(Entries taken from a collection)
------------------------------
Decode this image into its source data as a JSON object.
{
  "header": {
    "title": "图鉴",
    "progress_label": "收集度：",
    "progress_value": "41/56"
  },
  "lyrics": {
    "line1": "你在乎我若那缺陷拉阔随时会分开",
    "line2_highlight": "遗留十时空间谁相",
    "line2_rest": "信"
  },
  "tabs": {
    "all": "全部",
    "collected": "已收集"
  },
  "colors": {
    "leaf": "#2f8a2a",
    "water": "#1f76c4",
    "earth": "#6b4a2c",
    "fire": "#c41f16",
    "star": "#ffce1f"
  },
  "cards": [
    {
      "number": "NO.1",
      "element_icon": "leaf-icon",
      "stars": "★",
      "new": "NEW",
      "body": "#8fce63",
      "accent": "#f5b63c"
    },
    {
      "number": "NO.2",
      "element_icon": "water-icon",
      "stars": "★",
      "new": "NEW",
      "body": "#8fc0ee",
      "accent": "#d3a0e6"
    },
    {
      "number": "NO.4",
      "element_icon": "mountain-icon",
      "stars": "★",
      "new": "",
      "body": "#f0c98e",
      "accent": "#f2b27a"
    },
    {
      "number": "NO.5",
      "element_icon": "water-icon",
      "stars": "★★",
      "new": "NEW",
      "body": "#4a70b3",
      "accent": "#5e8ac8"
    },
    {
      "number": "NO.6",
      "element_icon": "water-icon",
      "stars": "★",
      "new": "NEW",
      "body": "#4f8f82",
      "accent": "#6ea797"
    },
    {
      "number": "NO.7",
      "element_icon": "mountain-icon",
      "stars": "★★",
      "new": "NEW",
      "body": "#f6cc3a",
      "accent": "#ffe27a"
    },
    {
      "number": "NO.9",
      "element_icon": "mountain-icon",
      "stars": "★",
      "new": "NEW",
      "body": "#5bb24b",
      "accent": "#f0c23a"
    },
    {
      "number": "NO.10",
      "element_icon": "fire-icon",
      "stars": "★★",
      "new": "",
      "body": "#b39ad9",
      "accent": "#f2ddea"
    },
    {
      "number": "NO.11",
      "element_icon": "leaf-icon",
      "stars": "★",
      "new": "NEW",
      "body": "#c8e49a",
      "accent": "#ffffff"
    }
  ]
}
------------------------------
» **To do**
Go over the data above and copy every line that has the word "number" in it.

» **Answer area**
      "number": "NO.1",
      "number": "NO.2",
      "number": "NO.4",
      "number": "NO.5",
      "number": "NO.6",
      "number": "NO.7",
      "number": "NO.9",
      "number": "NO.10",
      "number": "NO.11",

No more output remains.